> _DIRECTIONS_:
Check the material that follows for the word "Warm" and say how many lines contain it, with no other words.

--- DATA FOR THE TASK Enclosed Below ---

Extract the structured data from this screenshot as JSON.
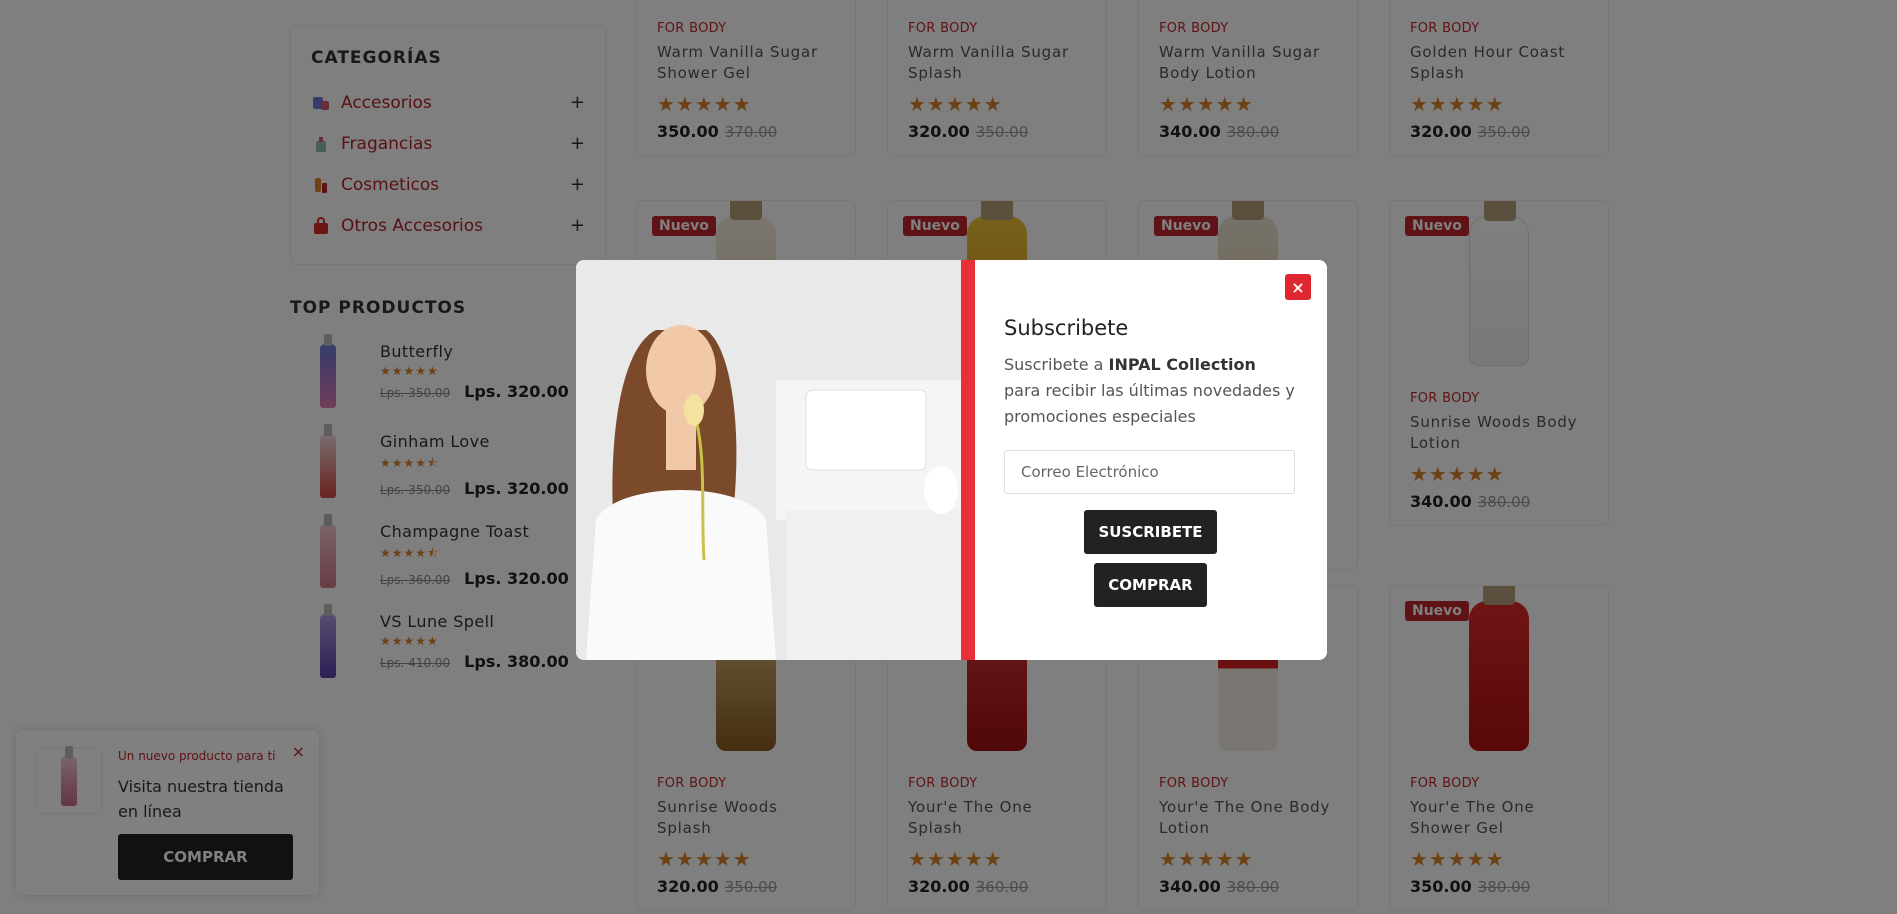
{
  "sidebar": {
    "categories_title": "CATEGORÍAS",
    "categories": [
      {
        "label": "Accesorios",
        "icon": "accessories-icon"
      },
      {
        "label": "Fragancias",
        "icon": "fragrance-icon"
      },
      {
        "label": "Cosmeticos",
        "icon": "cosmetics-icon"
      },
      {
        "label": "Otros Accesorios",
        "icon": "bag-icon"
      }
    ],
    "expand_symbol": "+",
    "top_title": "TOP PRODUCTOS",
    "top_products": [
      {
        "name": "Butterfly",
        "stars": "★★★★★",
        "old_price": "Lps. 350.00",
        "price": "Lps. 320.00"
      },
      {
        "name": "Ginham Love",
        "stars": "★★★★⯪",
        "old_price": "Lps. 350.00",
        "price": "Lps. 320.00"
      },
      {
        "name": "Champagne Toast",
        "stars": "★★★★⯪",
        "old_price": "Lps. 360.00",
        "price": "Lps. 320.00"
      },
      {
        "name": "VS Lune Spell",
        "stars": "★★★★★",
        "old_price": "Lps. 410.00",
        "price": "Lps. 380.00"
      }
    ]
  },
  "products": {
    "badge": "Nuevo",
    "brand": "FOR BODY",
    "stars": "★★★★★",
    "row1": [
      {
        "name": "Warm Vanilla Sugar Shower Gel",
        "price": "350.00",
        "old_price": "370.00"
      },
      {
        "name": "Warm Vanilla Sugar Splash",
        "price": "320.00",
        "old_price": "350.00"
      },
      {
        "name": "Warm Vanilla Sugar Body Lotion",
        "price": "340.00",
        "old_price": "380.00"
      },
      {
        "name": "Golden Hour Coast Splash",
        "price": "320.00",
        "old_price": "350.00"
      }
    ],
    "row2_visible": {
      "name": "Sunrise Woods Body Lotion",
      "price": "340.00",
      "old_price": "380.00"
    },
    "row3": [
      {
        "name": "Sunrise Woods Splash",
        "price": "320.00",
        "old_price": "350.00"
      },
      {
        "name": "Your'e The One Splash",
        "price": "320.00",
        "old_price": "360.00"
      },
      {
        "name": "Your'e The One Body Lotion",
        "price": "340.00",
        "old_price": "380.00"
      },
      {
        "name": "Your'e The One Shower Gel",
        "price": "350.00",
        "old_price": "380.00"
      }
    ]
  },
  "modal": {
    "title": "Subscribete",
    "desc_prefix": "Suscribete a ",
    "desc_brand": "INPAL Collection",
    "desc_suffix": " para recibir las últimas novedades y promociones especiales",
    "email_placeholder": "Correo Electrónico",
    "subscribe_label": "SUSCRIBETE",
    "buy_label": "COMPRAR",
    "close_symbol": "×"
  },
  "toast": {
    "label": "Un nuevo producto para ti",
    "text": "Visita nuestra tienda en línea",
    "button": "COMPRAR",
    "close_symbol": "×"
  },
  "colors": {
    "accent_red": "#c0272d",
    "star_orange": "#d9822b",
    "modal_bar": "#e8303a"
  }
}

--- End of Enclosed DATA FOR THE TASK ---

> _TASK SOLUTION_:
3